▸ **WHAT TO DO**
Copy out the data that comes next, character for character, and leave the images aside.

Stored items from a collection

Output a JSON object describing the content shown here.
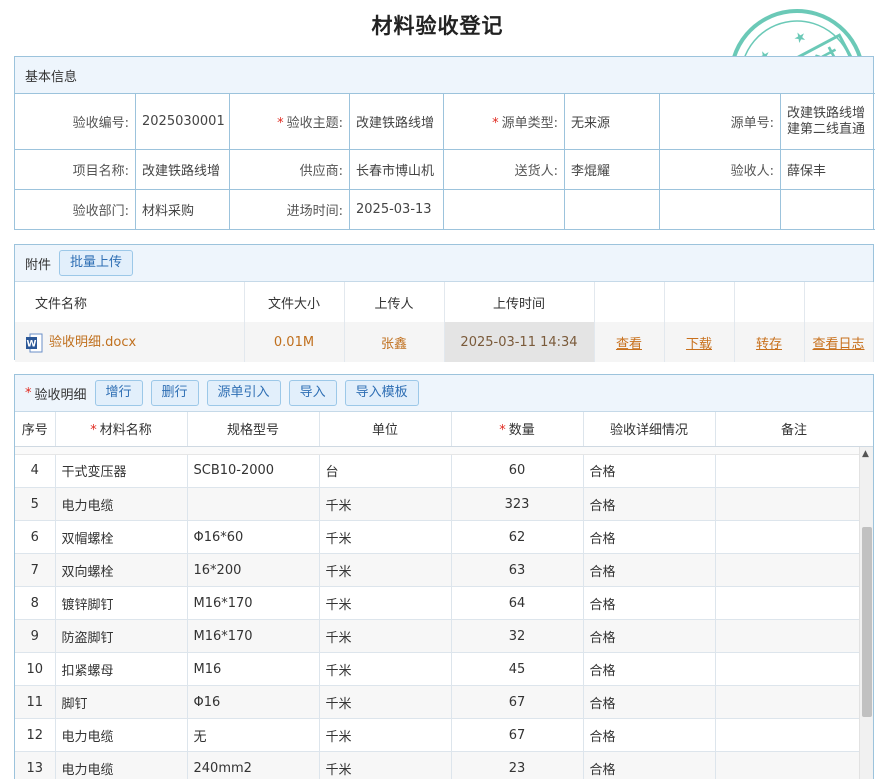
{
  "title": "材料验收登记",
  "stamp_text": "审核通过",
  "colors": {
    "accent": "#2f6fb4",
    "border": "#9cc3dc",
    "link": "#c8701c",
    "required": "#e0281e",
    "stamp": "#3ab8a0"
  },
  "basic": {
    "header": "基本信息",
    "fields": {
      "receipt_no": {
        "label": "验收编号:",
        "value": "2025030001"
      },
      "subject": {
        "label": "验收主题:",
        "value": "改建铁路线增"
      },
      "source_type": {
        "label": "源单类型:",
        "value": "无来源"
      },
      "source_no": {
        "label": "源单号:",
        "value": "改建铁路线增建第二线直通"
      },
      "project": {
        "label": "项目名称:",
        "value": "改建铁路线增"
      },
      "supplier": {
        "label": "供应商:",
        "value": "长春市博山机"
      },
      "deliverer": {
        "label": "送货人:",
        "value": "李焜耀"
      },
      "inspector": {
        "label": "验收人:",
        "value": "薛保丰"
      },
      "department": {
        "label": "验收部门:",
        "value": "材料采购"
      },
      "entry_time": {
        "label": "进场时间:",
        "value": "2025-03-13"
      }
    }
  },
  "attachments": {
    "header": "附件",
    "upload_button": "批量上传",
    "columns": {
      "name": "文件名称",
      "size": "文件大小",
      "uploader": "上传人",
      "time": "上传时间"
    },
    "file": {
      "name": "验收明细.docx",
      "size": "0.01M",
      "uploader": "张鑫",
      "time": "2025-03-11 14:34",
      "icon": "word-file-icon",
      "actions": {
        "view": "查看",
        "download": "下载",
        "save": "转存",
        "log": "查看日志"
      }
    }
  },
  "details": {
    "header": "验收明细",
    "buttons": {
      "add_row": "增行",
      "delete_row": "删行",
      "import_source": "源单引入",
      "import": "导入",
      "import_template": "导入模板"
    },
    "columns": {
      "seq": "序号",
      "material": "材料名称",
      "spec": "规格型号",
      "unit": "单位",
      "qty": "数量",
      "detail": "验收详细情况",
      "remark": "备注"
    },
    "rows": [
      {
        "seq": "4",
        "material": "干式变压器",
        "spec": "SCB10-2000",
        "unit": "台",
        "qty": "60",
        "detail": "合格",
        "remark": ""
      },
      {
        "seq": "5",
        "material": "电力电缆",
        "spec": "",
        "unit": "千米",
        "qty": "323",
        "detail": "合格",
        "remark": ""
      },
      {
        "seq": "6",
        "material": "双帽螺栓",
        "spec": "Φ16*60",
        "unit": "千米",
        "qty": "62",
        "detail": "合格",
        "remark": ""
      },
      {
        "seq": "7",
        "material": "双向螺栓",
        "spec": "16*200",
        "unit": "千米",
        "qty": "63",
        "detail": "合格",
        "remark": ""
      },
      {
        "seq": "8",
        "material": "镀锌脚钉",
        "spec": "M16*170",
        "unit": "千米",
        "qty": "64",
        "detail": "合格",
        "remark": ""
      },
      {
        "seq": "9",
        "material": "防盗脚钉",
        "spec": "M16*170",
        "unit": "千米",
        "qty": "32",
        "detail": "合格",
        "remark": ""
      },
      {
        "seq": "10",
        "material": "扣紧螺母",
        "spec": "M16",
        "unit": "千米",
        "qty": "45",
        "detail": "合格",
        "remark": ""
      },
      {
        "seq": "11",
        "material": "脚钉",
        "spec": "Φ16",
        "unit": "千米",
        "qty": "67",
        "detail": "合格",
        "remark": ""
      },
      {
        "seq": "12",
        "material": "电力电缆",
        "spec": "无",
        "unit": "千米",
        "qty": "67",
        "detail": "合格",
        "remark": ""
      },
      {
        "seq": "13",
        "material": "电力电缆",
        "spec": "240mm2",
        "unit": "千米",
        "qty": "23",
        "detail": "合格",
        "remark": ""
      }
    ]
  }
}
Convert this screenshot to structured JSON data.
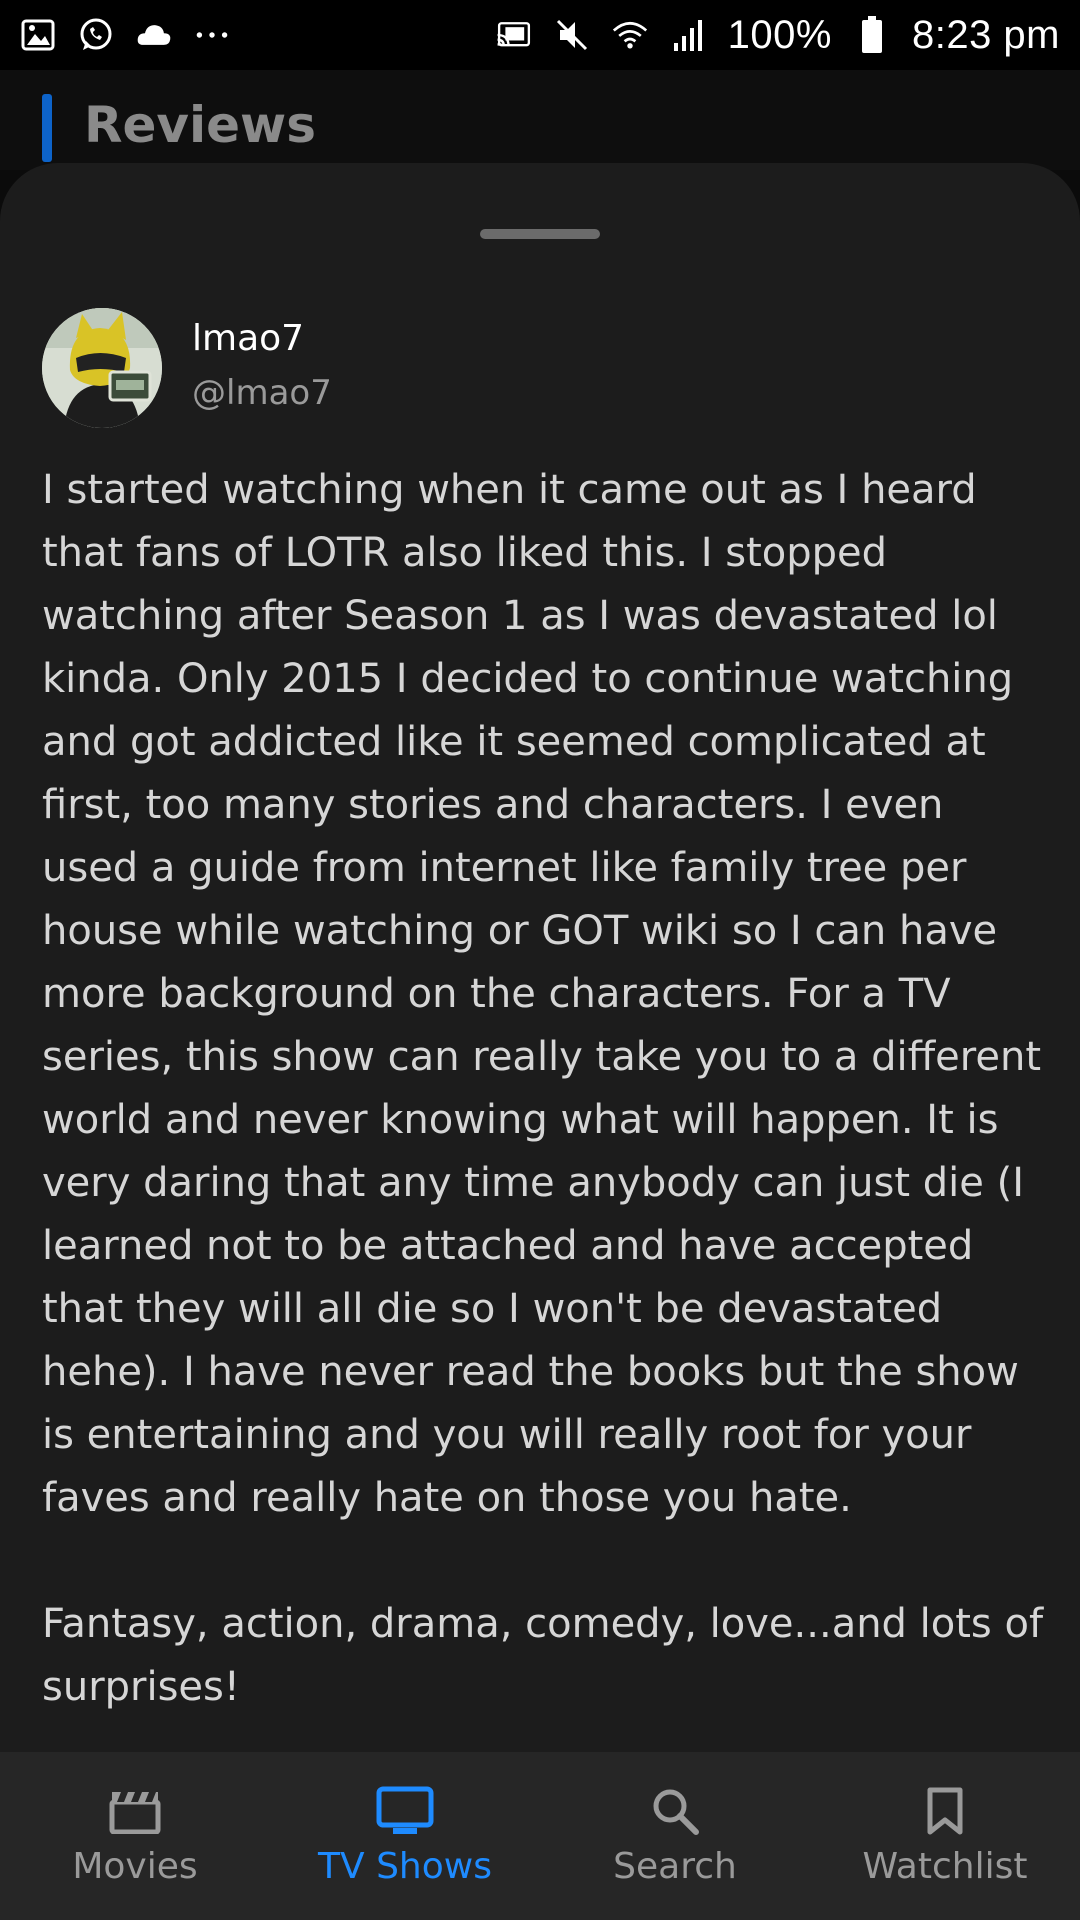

▸ **RESULT OF THE EXERCISE**
Output a JSON object describing the content shown here.
{
  "title": "材料验收登记",
  "stamp_text": "审核通过",
  "colors": {
    "accent": "#2f6fb4",
    "border": "#9cc3dc",
    "link": "#c8701c",
    "required": "#e0281e",
    "stamp": "#3ab8a0"
  },
  "basic": {
    "header": "基本信息",
    "fields": {
      "receipt_no": {
        "label": "验收编号:",
        "value": "2025030001"
      },
      "subject": {
        "label": "验收主题:",
        "value": "改建铁路线增"
      },
      "source_type": {
        "label": "源单类型:",
        "value": "无来源"
      },
      "source_no": {
        "label": "源单号:",
        "value": "改建铁路线增建第二线直通"
      },
      "project": {
        "label": "项目名称:",
        "value": "改建铁路线增"
      },
      "supplier": {
        "label": "供应商:",
        "value": "长春市博山机"
      },
      "deliverer": {
        "label": "送货人:",
        "value": "李焜耀"
      },
      "inspector": {
        "label": "验收人:",
        "value": "薛保丰"
      },
      "department": {
        "label": "验收部门:",
        "value": "材料采购"
      },
      "entry_time": {
        "label": "进场时间:",
        "value": "2025-03-13"
      }
    }
  },
  "attachments": {
    "header": "附件",
    "upload_button": "批量上传",
    "columns": {
      "name": "文件名称",
      "size": "文件大小",
      "uploader": "上传人",
      "time": "上传时间"
    },
    "file": {
      "name": "验收明细.docx",
      "size": "0.01M",
      "uploader": "张鑫",
      "time": "2025-03-11 14:34",
      "icon": "word-file-icon",
      "actions": {
        "view": "查看",
        "download": "下载",
        "save": "转存",
        "log": "查看日志"
      }
    }
  },
  "details": {
    "header": "验收明细",
    "buttons": {
      "add_row": "增行",
      "delete_row": "删行",
      "import_source": "源单引入",
      "import": "导入",
      "import_template": "导入模板"
    },
    "columns": {
      "seq": "序号",
      "material": "材料名称",
      "spec": "规格型号",
      "unit": "单位",
      "qty": "数量",
      "detail": "验收详细情况",
      "remark": "备注"
    },
    "rows": [
      {
        "seq": "4",
        "material": "干式变压器",
        "spec": "SCB10-2000",
        "unit": "台",
        "qty": "60",
        "detail": "合格",
        "remark": ""
      },
      {
        "seq": "5",
        "material": "电力电缆",
        "spec": "",
        "unit": "千米",
        "qty": "323",
        "detail": "合格",
        "remark": ""
      },
      {
        "seq": "6",
        "material": "双帽螺栓",
        "spec": "Φ16*60",
        "unit": "千米",
        "qty": "62",
        "detail": "合格",
        "remark": ""
      },
      {
        "seq": "7",
        "material": "双向螺栓",
        "spec": "16*200",
        "unit": "千米",
        "qty": "63",
        "detail": "合格",
        "remark": ""
      },
      {
        "seq": "8",
        "material": "镀锌脚钉",
        "spec": "M16*170",
        "unit": "千米",
        "qty": "64",
        "detail": "合格",
        "remark": ""
      },
      {
        "seq": "9",
        "material": "防盗脚钉",
        "spec": "M16*170",
        "unit": "千米",
        "qty": "32",
        "detail": "合格",
        "remark": ""
      },
      {
        "seq": "10",
        "material": "扣紧螺母",
        "spec": "M16",
        "unit": "千米",
        "qty": "45",
        "detail": "合格",
        "remark": ""
      },
      {
        "seq": "11",
        "material": "脚钉",
        "spec": "Φ16",
        "unit": "千米",
        "qty": "67",
        "detail": "合格",
        "remark": ""
      },
      {
        "seq": "12",
        "material": "电力电缆",
        "spec": "无",
        "unit": "千米",
        "qty": "67",
        "detail": "合格",
        "remark": ""
      },
      {
        "seq": "13",
        "material": "电力电缆",
        "spec": "240mm2",
        "unit": "千米",
        "qty": "23",
        "detail": "合格",
        "remark": ""
      }
    ]
  }
}
Convert this screenshot to structured JSON data.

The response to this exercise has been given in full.